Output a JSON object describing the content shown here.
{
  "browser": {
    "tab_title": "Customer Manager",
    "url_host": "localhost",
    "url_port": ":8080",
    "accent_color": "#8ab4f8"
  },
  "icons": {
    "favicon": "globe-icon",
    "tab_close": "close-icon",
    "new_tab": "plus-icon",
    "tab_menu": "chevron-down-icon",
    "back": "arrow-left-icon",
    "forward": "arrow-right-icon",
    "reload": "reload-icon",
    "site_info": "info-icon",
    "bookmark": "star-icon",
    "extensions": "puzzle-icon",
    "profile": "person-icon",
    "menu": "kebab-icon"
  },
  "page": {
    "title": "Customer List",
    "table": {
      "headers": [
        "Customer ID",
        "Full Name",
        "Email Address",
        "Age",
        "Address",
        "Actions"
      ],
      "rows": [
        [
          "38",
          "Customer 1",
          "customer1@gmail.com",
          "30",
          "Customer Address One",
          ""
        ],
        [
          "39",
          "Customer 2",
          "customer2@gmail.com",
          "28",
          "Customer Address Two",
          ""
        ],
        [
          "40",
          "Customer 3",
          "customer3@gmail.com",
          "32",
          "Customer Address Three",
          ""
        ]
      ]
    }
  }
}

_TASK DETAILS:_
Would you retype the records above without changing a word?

_EXPECTED OUTPUT:_
Output a JSON object describing the content shown here.
{
  "browser": {
    "tab_title": "Customer Manager",
    "url_host": "localhost",
    "url_port": ":8080",
    "accent_color": "#8ab4f8"
  },
  "icons": {
    "favicon": "globe-icon",
    "tab_close": "close-icon",
    "new_tab": "plus-icon",
    "tab_menu": "chevron-down-icon",
    "back": "arrow-left-icon",
    "forward": "arrow-right-icon",
    "reload": "reload-icon",
    "site_info": "info-icon",
    "bookmark": "star-icon",
    "extensions": "puzzle-icon",
    "profile": "person-icon",
    "menu": "kebab-icon"
  },
  "page": {
    "title": "Customer List",
    "table": {
      "headers": [
        "Customer ID",
        "Full Name",
        "Email Address",
        "Age",
        "Address",
        "Actions"
      ],
      "rows": [
        [
          "38",
          "Customer 1",
          "customer1@gmail.com",
          "30",
          "Customer Address One",
          ""
        ],
        [
          "39",
          "Customer 2",
          "customer2@gmail.com",
          "28",
          "Customer Address Two",
          ""
        ],
        [
          "40",
          "Customer 3",
          "customer3@gmail.com",
          "32",
          "Customer Address Three",
          ""
        ]
      ]
    }
  }
}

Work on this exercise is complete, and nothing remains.